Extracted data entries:
..............................

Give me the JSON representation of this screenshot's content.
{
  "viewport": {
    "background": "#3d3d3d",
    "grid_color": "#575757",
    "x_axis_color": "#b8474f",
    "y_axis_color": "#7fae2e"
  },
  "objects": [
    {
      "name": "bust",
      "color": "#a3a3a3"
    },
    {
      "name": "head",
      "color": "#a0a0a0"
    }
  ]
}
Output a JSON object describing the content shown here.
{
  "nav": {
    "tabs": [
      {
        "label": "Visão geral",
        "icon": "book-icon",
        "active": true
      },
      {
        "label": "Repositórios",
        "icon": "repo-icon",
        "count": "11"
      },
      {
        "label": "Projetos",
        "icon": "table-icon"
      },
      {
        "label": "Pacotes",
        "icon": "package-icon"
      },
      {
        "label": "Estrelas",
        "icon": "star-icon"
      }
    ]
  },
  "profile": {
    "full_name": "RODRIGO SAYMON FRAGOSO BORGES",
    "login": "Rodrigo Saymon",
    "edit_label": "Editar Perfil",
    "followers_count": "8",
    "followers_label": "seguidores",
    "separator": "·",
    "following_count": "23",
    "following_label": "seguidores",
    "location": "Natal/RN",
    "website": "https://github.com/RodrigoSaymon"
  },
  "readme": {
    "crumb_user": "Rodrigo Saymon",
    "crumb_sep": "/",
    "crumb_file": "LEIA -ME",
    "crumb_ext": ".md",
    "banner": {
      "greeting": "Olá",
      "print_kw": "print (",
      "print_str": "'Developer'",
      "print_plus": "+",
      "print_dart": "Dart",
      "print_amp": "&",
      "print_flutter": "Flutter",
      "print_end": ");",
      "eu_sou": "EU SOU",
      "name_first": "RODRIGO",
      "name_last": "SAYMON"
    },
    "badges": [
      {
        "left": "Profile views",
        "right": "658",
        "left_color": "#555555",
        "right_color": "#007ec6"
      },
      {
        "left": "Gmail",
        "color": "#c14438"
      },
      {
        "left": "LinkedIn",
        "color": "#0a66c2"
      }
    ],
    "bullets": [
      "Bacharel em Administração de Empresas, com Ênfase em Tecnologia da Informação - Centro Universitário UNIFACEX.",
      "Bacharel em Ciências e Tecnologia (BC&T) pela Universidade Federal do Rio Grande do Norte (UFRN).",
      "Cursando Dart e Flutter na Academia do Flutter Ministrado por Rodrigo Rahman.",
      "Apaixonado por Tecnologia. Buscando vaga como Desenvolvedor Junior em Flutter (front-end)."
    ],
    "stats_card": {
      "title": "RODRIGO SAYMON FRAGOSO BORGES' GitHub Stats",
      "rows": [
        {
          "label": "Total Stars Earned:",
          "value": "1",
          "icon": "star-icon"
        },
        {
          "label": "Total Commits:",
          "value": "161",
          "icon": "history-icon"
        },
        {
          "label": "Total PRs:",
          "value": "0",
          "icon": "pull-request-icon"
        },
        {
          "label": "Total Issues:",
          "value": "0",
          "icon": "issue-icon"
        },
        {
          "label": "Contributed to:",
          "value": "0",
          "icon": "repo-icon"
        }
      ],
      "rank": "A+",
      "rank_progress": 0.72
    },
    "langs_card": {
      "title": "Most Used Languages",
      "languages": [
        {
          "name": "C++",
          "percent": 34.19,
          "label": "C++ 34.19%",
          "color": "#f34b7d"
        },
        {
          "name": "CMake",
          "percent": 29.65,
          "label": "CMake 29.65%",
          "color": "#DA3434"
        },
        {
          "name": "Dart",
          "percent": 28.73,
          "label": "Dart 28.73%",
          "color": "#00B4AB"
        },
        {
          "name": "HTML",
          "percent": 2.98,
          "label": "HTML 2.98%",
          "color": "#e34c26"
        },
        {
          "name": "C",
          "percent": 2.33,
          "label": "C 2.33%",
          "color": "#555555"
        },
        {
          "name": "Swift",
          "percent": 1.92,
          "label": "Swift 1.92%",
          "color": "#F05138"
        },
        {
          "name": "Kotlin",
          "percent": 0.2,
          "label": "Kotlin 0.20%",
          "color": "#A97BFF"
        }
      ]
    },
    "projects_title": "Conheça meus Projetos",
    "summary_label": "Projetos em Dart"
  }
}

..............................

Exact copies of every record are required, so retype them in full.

**Final answer**
Give me the JSON representation of this screenshot's content.
{
  "viewport": {
    "background": "#3d3d3d",
    "grid_color": "#575757",
    "x_axis_color": "#b8474f",
    "y_axis_color": "#7fae2e"
  },
  "objects": [
    {
      "name": "bust",
      "color": "#a3a3a3"
    },
    {
      "name": "head",
      "color": "#a0a0a0"
    }
  ]
}
Output a JSON object describing the content shown here.
{
  "nav": {
    "tabs": [
      {
        "label": "Visão geral",
        "icon": "book-icon",
        "active": true
      },
      {
        "label": "Repositórios",
        "icon": "repo-icon",
        "count": "11"
      },
      {
        "label": "Projetos",
        "icon": "table-icon"
      },
      {
        "label": "Pacotes",
        "icon": "package-icon"
      },
      {
        "label": "Estrelas",
        "icon": "star-icon"
      }
    ]
  },
  "profile": {
    "full_name": "RODRIGO SAYMON FRAGOSO BORGES",
    "login": "Rodrigo Saymon",
    "edit_label": "Editar Perfil",
    "followers_count": "8",
    "followers_label": "seguidores",
    "separator": "·",
    "following_count": "23",
    "following_label": "seguidores",
    "location": "Natal/RN",
    "website": "https://github.com/RodrigoSaymon"
  },
  "readme": {
    "crumb_user": "Rodrigo Saymon",
    "crumb_sep": "/",
    "crumb_file": "LEIA -ME",
    "crumb_ext": ".md",
    "banner": {
      "greeting": "Olá",
      "print_kw": "print (",
      "print_str": "'Developer'",
      "print_plus": "+",
      "print_dart": "Dart",
      "print_amp": "&",
      "print_flutter": "Flutter",
      "print_end": ");",
      "eu_sou": "EU SOU",
      "name_first": "RODRIGO",
      "name_last": "SAYMON"
    },
    "badges": [
      {
        "left": "Profile views",
        "right": "658",
        "left_color": "#555555",
        "right_color": "#007ec6"
      },
      {
        "left": "Gmail",
        "color": "#c14438"
      },
      {
        "left": "LinkedIn",
        "color": "#0a66c2"
      }
    ],
    "bullets": [
      "Bacharel em Administração de Empresas, com Ênfase em Tecnologia da Informação - Centro Universitário UNIFACEX.",
      "Bacharel em Ciências e Tecnologia (BC&T) pela Universidade Federal do Rio Grande do Norte (UFRN).",
      "Cursando Dart e Flutter na Academia do Flutter Ministrado por Rodrigo Rahman.",
      "Apaixonado por Tecnologia. Buscando vaga como Desenvolvedor Junior em Flutter (front-end)."
    ],
    "stats_card": {
      "title": "RODRIGO SAYMON FRAGOSO BORGES' GitHub Stats",
      "rows": [
        {
          "label": "Total Stars Earned:",
          "value": "1",
          "icon": "star-icon"
        },
        {
          "label": "Total Commits:",
          "value": "161",
          "icon": "history-icon"
        },
        {
          "label": "Total PRs:",
          "value": "0",
          "icon": "pull-request-icon"
        },
        {
          "label": "Total Issues:",
          "value": "0",
          "icon": "issue-icon"
        },
        {
          "label": "Contributed to:",
          "value": "0",
          "icon": "repo-icon"
        }
      ],
      "rank": "A+",
      "rank_progress": 0.72
    },
    "langs_card": {
      "title": "Most Used Languages",
      "languages": [
        {
          "name": "C++",
          "percent": 34.19,
          "label": "C++ 34.19%",
          "color": "#f34b7d"
        },
        {
          "name": "CMake",
          "percent": 29.65,
          "label": "CMake 29.65%",
          "color": "#DA3434"
        },
        {
          "name": "Dart",
          "percent": 28.73,
          "label": "Dart 28.73%",
          "color": "#00B4AB"
        },
        {
          "name": "HTML",
          "percent": 2.98,
          "label": "HTML 2.98%",
          "color": "#e34c26"
        },
        {
          "name": "C",
          "percent": 2.33,
          "label": "C 2.33%",
          "color": "#555555"
        },
        {
          "name": "Swift",
          "percent": 1.92,
          "label": "Swift 1.92%",
          "color": "#F05138"
        },
        {
          "name": "Kotlin",
          "percent": 0.2,
          "label": "Kotlin 0.20%",
          "color": "#A97BFF"
        }
      ]
    },
    "projects_title": "Conheça meus Projetos",
    "summary_label": "Projetos em Dart"
  }
}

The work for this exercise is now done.